Becoming much better musicians in the interim between albums, the more serious musical tone the band constructed translates to the lyrics as well, which are full of weighty topics and reflective of the social upheaval happening in the late ’60’s. As much as the first album mirrored the flower power ideals of the mid-’60’s, this album caught and tried to translate the spirit of how people felt when they realized peace, love and understanding weren’t enough to right the world. In addition, a blazing twin lead guitar sound began to emerge. Instead of the tightly structured guitar parts on their first album, these songs featured guitars which blurred the lines between lead and rythym even as the intricate guitar playing spiralled, swooped and curved. The first to develop such a sound, the band’s music from this album is simply thrilling.

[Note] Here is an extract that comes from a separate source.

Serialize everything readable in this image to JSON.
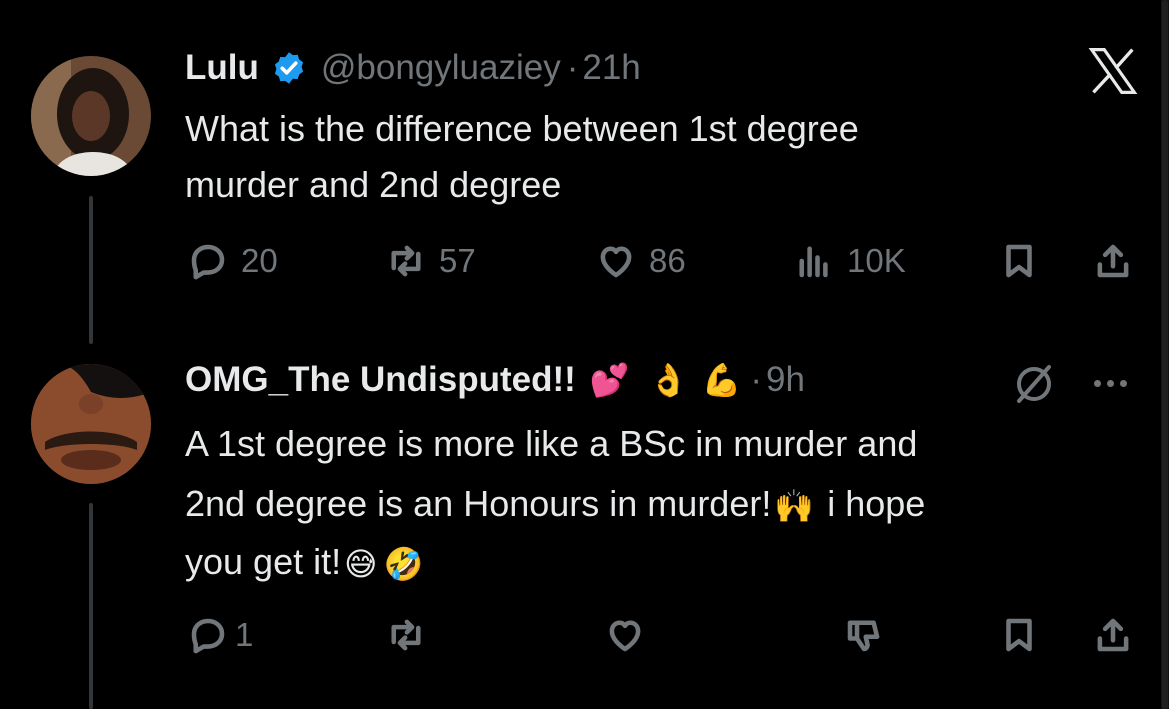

Sadly, after their albums failed to make any real mark on radio or in the charts the band splintered. Three of the bandmembers went on to form the short-lived psychedelic folk outfit B.B. Blunder along with Reg King and his brother Bam from Mod R&B group The Action and released one album. Jim Cregan went on to become a well-known studio musician until he hooked up with singer Rod Stewart and joined Stewart’s backing band when Stewart split from the Faces in 1975. Yes, that’s right. The person who played such fantastic guitar on some of the most sublime psychedelic music ever made (not to mention writing most of it) also played on Rod Stewart’s uber-narcisistic disco hit Da Ya Think I’m Sexy. Sad, isn’t it? See what happens when artists aren’t appreciated?

If you enjoy great psychedelic rock, you will love these two albums. They contain possibly some of the best little-known acid-influenced music you have ever heard, and are a true find. Don’t worry about the fact it has taken too long for them to be reissued. That’s just displaced anger and will not get anybody anywhere at this point. Blame the big record companies. That’s what I always do. Coffee too hot? Blame Warner Bros. Too cold outside? Blame CBS Records. Two rare psyche masterpieces sitting in the vaults for about forty years? Blame the people who never bought the record when it came out, you know, maybe punch someone with a British accent in the eye – then blame the record companies for not seeking it out and not providing it to us for all of these years. Bastards. In any event, these two albums will blow your mind, moreso if you play them back to back. They will sound like the works of two different bands and, best of all, they will sound great.

Scott Homewood